Last night, I attended a lecture given by Jim Fleming, S.J. at the Boston College Club on the results of a recently completed survey about the religiousness and spirituality of students at BC. Don’t worry, I’m not going to get on my soap box and preach about religion, but what I did find interesting is how some of the questions were posed.
Instead of defining the two terms, religion and spirituality, up front and then asking the students how they perceive themselves in light of those definitions, they worked the other way around. The survey asked the students how religious and spiritual they thought they were, without defining the terms, and then used the rest of the questions to go back and define the two words.
To use another example to illustrate this process, let’s say a PR firm wanted to conduct a survey on what transparency means in social media. Without defining transparency upfront, the survey would ask how transparent the respondents think their actions are in social media and use the subsequent questions to see how industry professionals would define the term.
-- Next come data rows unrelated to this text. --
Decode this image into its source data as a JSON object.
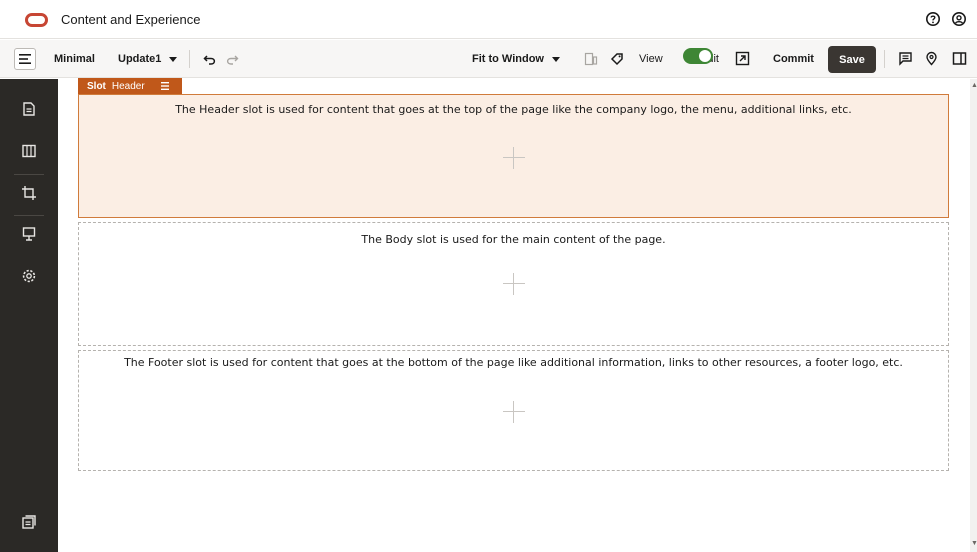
{
  "app": {
    "title": "Content and Experience",
    "icons": [
      "help-icon",
      "user-icon"
    ]
  },
  "toolbar": {
    "layout_label": "Minimal",
    "update_label": "Update1",
    "fit_label": "Fit to Window",
    "view_label": "View",
    "edit_label": "Edit",
    "edit_mode_on": true,
    "commit_label": "Commit",
    "save_label": "Save"
  },
  "rail": {
    "items": [
      "pages-icon",
      "layout-icon",
      "crop-icon",
      "components-icon",
      "settings-icon"
    ],
    "bottom_item": "preview-icon"
  },
  "slot_tag": {
    "prefix": "Slot",
    "name": "Header"
  },
  "slots": [
    {
      "name": "Header",
      "description": "The Header slot is used for content that goes at the top of the page like the company logo, the menu, additional links, etc."
    },
    {
      "name": "Body",
      "description": "The Body slot is used for the main content of the page."
    },
    {
      "name": "Footer",
      "description": "The Footer slot is used for content that goes at the bottom of the page like additional information, links to other resources, a footer logo, etc."
    }
  ],
  "colors": {
    "brand": "#c74634",
    "selected_slot_bg": "#fbeee4",
    "selected_slot_border": "#d07b3b",
    "slot_tag": "#c0581a",
    "toggle_on": "#3e8635",
    "rail_bg": "#2b2926",
    "save_bg": "#3a3632"
  }
}
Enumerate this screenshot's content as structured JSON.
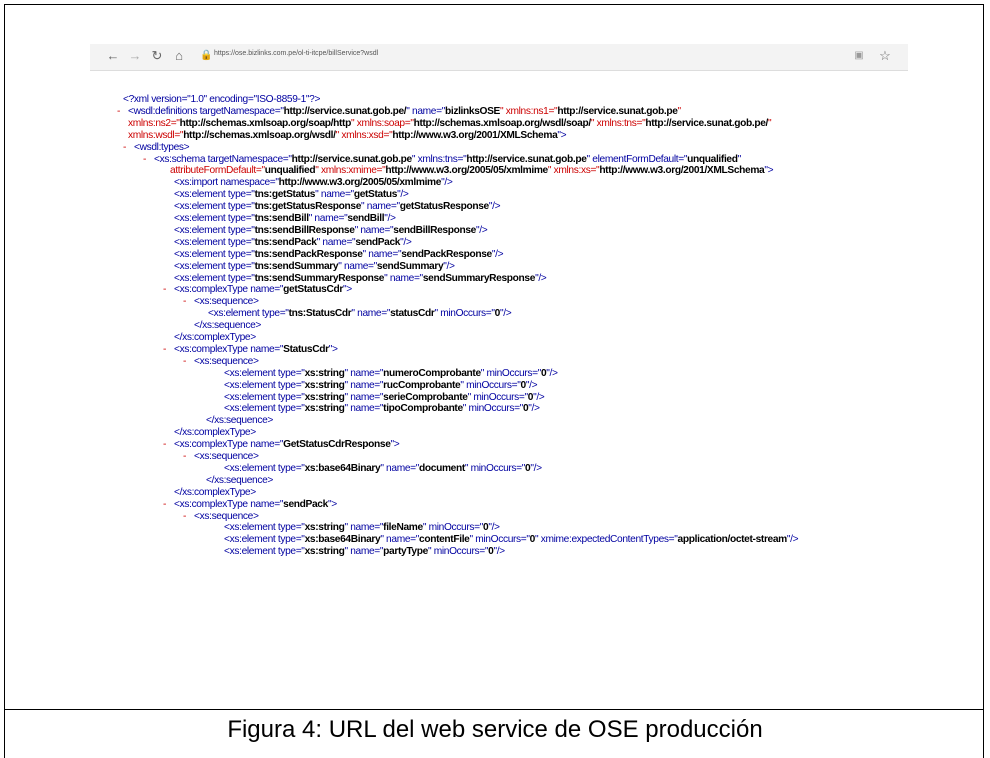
{
  "browser": {
    "url": "https://ose.bizlinks.com.pe/ol-ti-itcpe/billService?wsdl"
  },
  "caption": "Figura 4: URL del web service de OSE producción",
  "xml": {
    "line1": "<?xml version=\"1.0\" encoding=\"ISO-8859-1\"?>",
    "l_definitions_1": "<wsdl:definitions targetNamespace=\"",
    "v_tns": "http://service.sunat.gob.pe/",
    "l_name": "\" name=\"",
    "v_bizlinks": "bizlinksOSE",
    "l_ns1": "\" xmlns:ns1=\"",
    "v_ns1": "http://service.sunat.gob.pe",
    "l_q": "\"",
    "l_ns2": "xmlns:ns2=\"",
    "v_ns2": "http://schemas.xmlsoap.org/soap/http",
    "l_soap": "\" xmlns:soap=\"",
    "v_soap": "http://schemas.xmlsoap.org/wsdl/soap/",
    "l_tns": "\" xmlns:tns=\"",
    "v_tns2": "http://service.sunat.gob.pe/",
    "l_q2": "\"",
    "l_wsdl": "xmlns:wsdl=\"",
    "v_wsdl": "http://schemas.xmlsoap.org/wsdl/",
    "l_xsd": "\" xmlns:xsd=\"",
    "v_xsd": "http://www.w3.org/2001/XMLSchema",
    "l_end": "\">",
    "types": "<wsdl:types>",
    "schema_1": "<xs:schema targetNamespace=\"",
    "v_schema_tns": "http://service.sunat.gob.pe",
    "schema_2": "\" xmlns:tns=\"",
    "v_schema_tns2": "http://service.sunat.gob.pe",
    "schema_3": "\" elementFormDefault=\"",
    "v_unqualified": "unqualified",
    "schema_4": "\"",
    "schema_5": "attributeFormDefault=\"",
    "v_unqualified2": "unqualified",
    "schema_6": "\" xmlns:xmime=\"",
    "v_xmime": "http://www.w3.org/2005/05/xmlmime",
    "schema_7": "\" xmlns:xs=\"",
    "v_xs": "http://www.w3.org/2001/XMLSchema",
    "schema_8": "\">",
    "import_1": "<xs:import namespace=\"",
    "v_import": "http://www.w3.org/2005/05/xmlmime",
    "import_2": "\"/>",
    "elements": [
      {
        "type": "tns:getStatus",
        "name": "getStatus"
      },
      {
        "type": "tns:getStatusResponse",
        "name": "getStatusResponse"
      },
      {
        "type": "tns:sendBill",
        "name": "sendBill"
      },
      {
        "type": "tns:sendBillResponse",
        "name": "sendBillResponse"
      },
      {
        "type": "tns:sendPack",
        "name": "sendPack"
      },
      {
        "type": "tns:sendPackResponse",
        "name": "sendPackResponse"
      },
      {
        "type": "tns:sendSummary",
        "name": "sendSummary"
      },
      {
        "type": "tns:sendSummaryResponse",
        "name": "sendSummaryResponse"
      }
    ],
    "ct_getStatusCdr": "getStatusCdr",
    "e_statusCdr_type": "tns:StatusCdr",
    "e_statusCdr_name": "statusCdr",
    "zero": "0",
    "ct_StatusCdr": "StatusCdr",
    "statusCdr_fields": [
      {
        "type": "xs:string",
        "name": "numeroComprobante"
      },
      {
        "type": "xs:string",
        "name": "rucComprobante"
      },
      {
        "type": "xs:string",
        "name": "serieComprobante"
      },
      {
        "type": "xs:string",
        "name": "tipoComprobante"
      }
    ],
    "ct_GetStatusCdrResponse": "GetStatusCdrResponse",
    "e_document_type": "xs:base64Binary",
    "e_document_name": "document",
    "ct_sendPack": "sendPack",
    "e_fileName_type": "xs:string",
    "e_fileName_name": "fileName",
    "e_contentFile_type": "xs:base64Binary",
    "e_contentFile_name": "contentFile",
    "e_contentFile_mime": "application/octet-stream",
    "e_partyType_type": "xs:string",
    "e_partyType_name": "partyType",
    "s_complex_open": "<xs:complexType name=\"",
    "s_complex_close": "</xs:complexType>",
    "s_seq_open": "<xs:sequence>",
    "s_seq_close": "</xs:sequence>",
    "s_el_type": "<xs:element type=\"",
    "s_el_name": "\" name=\"",
    "s_el_min": "\" minOccurs=\"",
    "s_el_end": "\"/>",
    "s_tag_end": "\">",
    "s_xmime": "\" xmime:expectedContentTypes=\"",
    "dash": "-"
  }
}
So, if a respondent said they considered themselves to be very transparent, and then answered the following questions:
Based on these responses, the firm conducting the survey can asses that transparency in social media can be defined as someone who reveals their true identity, writes their own material under their name, does not have a ghost writer, and reveals when they are talking about one of their clients.
While the answers to these questions may seem obvious, there is great potential here to glean far more insight into the actual practices people conduct in their everyday lives and see how it relates to the broader question. It’s validating the “practice what you preach” methodology.
Another way to look at it is that maybe “transparency,” or whatever term you’re evaluating, is not the correct word. Perhaps someone thinks they are not very transparent in their social media activities, but answered in the same way as the respondent in the questions above, which are clearly transparent actions. Is there a reason such respondents would shy away from the term transparent, or could there be more indicators of what makes a person’s social media actions transparent? Recognizing these trends as a participant in the survey is also very interesting and makes people more self aware of their own actions. Maybe this would give such a respondent the opportunity to say, “Oh, I guess I am transparent in social media.”
It’s all about how you ask the question…